November 27, 2009

Can reefs grow beneath Venice? A TED lecture in which Rachel Armstrong explains the process that uses proto cells to grab carbon dioxide from the air and encrust the old wooden pylons on which this charming Italian city is based. Eventually it is thought that a reef can be built to support the architecture, not only spatially from the bottom up, but procedurally, since no top down construction processes are required, but just the seeding of the old with the new technology.

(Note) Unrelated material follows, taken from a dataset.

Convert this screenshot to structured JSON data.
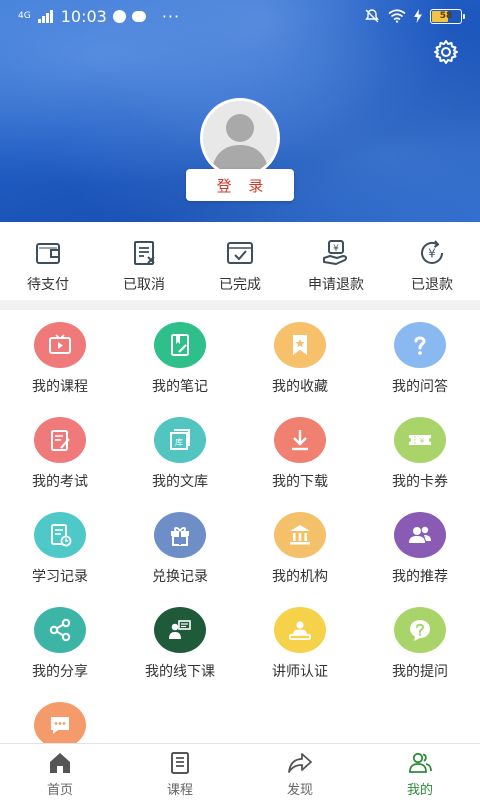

There is a much older process that once ran rampant, however. Stromatolites are Precambrian fossil reefs formed by cyanobacteria in such places as Shark Bay, Australia. Their formation is rare beyond that early period because they were victimized by the predation of higher life forms. If the new architectural building blocks called proto cells could prove indigestible, then they might grow unimpeded. Is that possible?

  • Air, water, reef: in that order. Another way to reduce the effects of green house gases.
  • ...then they might grow unimpeded. Is that possible? I'll bet Kurt Vonnegut would vote yes. No problems with unimpeded growth. No sir!
  • No problems with unimpeded growth. No sir! and we have such a stellar record when it comes to screwing around with natural systems that we don't fully understand.
  • Fascinating and terrifying at the same time. I do have a fondness for Venice though.
  • So here's a radical idea: How about we just get a team of divers and have them place limestone pillars next to the existing wooden piles? It's something we can do TODAY, not years from now, and it's something that we know would be safe to implement, both from an economic and an ecological standpoint. Or is that idea too Victorian? Little bit of a snarky comment on that whole concept, by the way - "Victorian" is such a self-serving word there, given the speaker's nationality. I assume people were building structures using teams of workers and blueprints long, long before Victorian times. Like, for example, when they were building Venice, a city that had been around in some form or other for at least 1000 years before Queen Victoria took the throne.